Worried by the poor state of the economy, well-meaning Nigerians and organisations have called on the government to initiate effective measures to save the economy from collapse. The Organised Private Sector (OPS), which is the umbrella body of private owned business organisations that are not accountable to the government, has suggested some measures the government should use to stimulate economy recovery. Undoubtedly, members of the OPS are in a vintage position to assess the state of the economy and offer necessary advice on its recovery.
Representatives of Nigeria Employers’ Consultative Association (NECA), the Lagos Chamber of Commerce and Industry (LCCI) and Nigeria Association of Chambers of Commerce, Industry, Mines and Agriculture (NACCIMA), all agree that the economy could slide back to another recession if the government fails to combat insecurity.

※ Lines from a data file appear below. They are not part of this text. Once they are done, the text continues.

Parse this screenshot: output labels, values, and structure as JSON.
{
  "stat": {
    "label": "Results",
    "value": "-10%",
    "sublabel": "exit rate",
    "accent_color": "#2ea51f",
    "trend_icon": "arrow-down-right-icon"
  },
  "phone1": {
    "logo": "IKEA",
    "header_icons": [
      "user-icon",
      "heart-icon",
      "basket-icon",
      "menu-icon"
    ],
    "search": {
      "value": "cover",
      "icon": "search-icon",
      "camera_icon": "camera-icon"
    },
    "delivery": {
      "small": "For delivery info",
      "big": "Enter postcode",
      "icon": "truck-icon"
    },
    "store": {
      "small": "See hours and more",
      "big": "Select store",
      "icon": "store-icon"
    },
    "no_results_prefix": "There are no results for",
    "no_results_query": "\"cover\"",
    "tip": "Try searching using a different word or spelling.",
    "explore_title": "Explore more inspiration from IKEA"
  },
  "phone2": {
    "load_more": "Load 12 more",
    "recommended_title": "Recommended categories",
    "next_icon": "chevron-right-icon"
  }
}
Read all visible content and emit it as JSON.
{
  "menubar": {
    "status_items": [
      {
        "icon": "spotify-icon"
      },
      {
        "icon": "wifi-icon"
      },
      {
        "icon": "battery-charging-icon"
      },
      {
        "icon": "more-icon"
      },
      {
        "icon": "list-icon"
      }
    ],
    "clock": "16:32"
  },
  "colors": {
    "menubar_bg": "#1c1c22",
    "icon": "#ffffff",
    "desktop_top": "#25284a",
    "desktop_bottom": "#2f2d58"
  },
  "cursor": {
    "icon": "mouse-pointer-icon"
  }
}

They also warned that the insecurity is terribly hurting manufacturing and undermining microeconomic stability, scaring investors and constraining multinationals to shut down operations in the country. A recent survey by the Manufacturers Association of Nigeria (MAN) revealed that about 320 business organisations in the country have closed shops, and many relocated to neighbouring countries because of suffocating business environment, including insecurity in Nigeria. Dunlop and Michelin are just two of hundreds of companies that have closed businesses in the country because of the aforementioned factors.
There is no doubt that the worsening insecurity could adversely affect Nigeria’s hope of benefiting from the African Continental Free Trade Area (AfCFTA) agreement that came into being in January 2021. We have always canvassed for active participation of Nigeria in AfCFTA, but government must protect investments in the country. There is no doubt that the rising insecurity will affect investors’ confidence. A recent United Nations Conference on Trade and Development (UNCTAD) stated that Nigeria’s Foreign Direct Investment (FDI) dropped to $3.3billion annually from 2015-2019 from $5.3bilion between 2005 and 2007. In 2020, it further went down to $2.6billion.
This will also impact negatively on the Gross Domestic Product (GDP). In an insecure environment, both production and manufacturing are bound to suffer. Available statistics have shown that Nigeria can only benefit more, and compete effectively in trade and commerce if it has products to export under a conducive environment. With the worsening insecurity, there will be little for export. The Director-General of NECA, Mr. Timothy Olawale, was right when he said that the implications of the current security situation on the economy will be huge because of the unstable business environment that has taken its toll on the economy.
Moreover, insecurity and government’s inability to respond swiftly, can depress, and indeed, erode consumer confidence. This has huge implication on inflation and unemployment, as farmers are abandoning their farms and villagers fleeing their homes, while the distributive and logistics chain are being disrupted due to activities of bandits and kidnappers. Figures from the National Bureau of Statistics (NBS) show that about 73 million Nigerians are out of job. This is about 33 per cent of Nigeria’s workforce. We have no doubt that the insecurity across the country contributes to loss of jobs by many Nigerians. Therefore, Small and Medium Enterprises (SMEs) should be encouraged to grow the economy through soft loans at single digit rate.
In all, there is need for significant revenue generation to reduce fiscal sustainability risks, while progressive and efficient measures are necessary for economic recovery. What the economy needs now is a multi-step approach, one of which is the establishment of exchange rate regime with greater flexibility. The present monetary policy framework needs to be reformed, while the CBN’s financing of budget deficits should be minimised or phased out.
The nation’s current budget deficit of over N5 trillion is quite huge, and experts say the IMF and Chinese loans may likely not be able to finance it completely. The government can ill-afford to mismanage any loan. Loans are not gifts. They are financial instruments that must be repaid. With oil prices still volatile in the global markets, this is an opportunity to overhaul the economy and make it less dependent on oil. The nation’s economy is struggling because successive administrations did not heed repeated warnings from global monetary institutions to diversify the economy. Therefore, let the government do that now.